“Weightlessness is a great equalizer,” said Sally Ride, a physicist who became the first American woman to travel to space in 1983. That said, gravity—or lack thereof—couldn’t prevent NASA from certain flubs of the Men Are From Mars, Women Are From Venus persuasion. But at least it’s retroactively self-aware, as highlighted by a recent tweet featuring a quote from Ride, which ran alongside a picture of a personal hygiene kit for women, including eyeliner, mascara, eyeshadow, blush, lip gloss, and makeup remover, designed in 1978:
“The engineers at NASA, in their infinite wisdom, decided that women astronauts would want makeup—so they designed a makeup kit . . .” she says in the quote. “You can just imagine the discussions amongst the predominantly male engineers about what should go in a makeup kit.” Oh, to be a fly on the wall. . . .
But while it’s certainly a woman’s prerogative to wear makeup in space should she want to, and in that sense, was rightfully taken into consideration, it’s a reminder that female hygiene or vanity interpreted through the male gaze can be inherently problematic. After all, it wasn’t the only area in which NASA engineers missed the mark.
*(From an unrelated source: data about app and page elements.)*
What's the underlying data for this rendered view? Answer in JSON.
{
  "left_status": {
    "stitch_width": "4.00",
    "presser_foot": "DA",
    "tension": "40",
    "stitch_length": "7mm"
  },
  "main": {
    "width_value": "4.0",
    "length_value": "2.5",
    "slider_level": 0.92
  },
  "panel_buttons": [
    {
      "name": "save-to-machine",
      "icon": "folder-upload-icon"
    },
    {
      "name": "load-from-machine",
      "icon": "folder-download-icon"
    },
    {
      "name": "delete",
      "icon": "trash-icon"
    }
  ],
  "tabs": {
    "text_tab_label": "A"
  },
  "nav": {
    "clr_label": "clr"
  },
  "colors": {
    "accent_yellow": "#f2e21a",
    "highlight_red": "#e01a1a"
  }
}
As the online platform Quartzy was quick to note recently when it ran a story about those historic makeup kits, male engineers were dramatically misinformed when estimating how many tampons Ride might need for a weeklong mission. “Is 100 the right number?” they asked. “No, that would not be the right number,” she replied.
The prototype makeup kit ultimately didn’t make it into space. But in 2018, with the gender divide more top of mind than ever before, unpacking the circumstances that spurred along its assembly back in 1978—namely, the decade’s dearth of women in fields like aerospace and engineering—makes for just one more modern-day reminder that female voices deserve an equal place in the room. And while there’s still a long way to go, NASA offered a much-needed glimmer of hope back in 2016, when it announced that its latest class of astronauts is 50 percent female. Here’s to keeping up that momentum, to Mars and onward.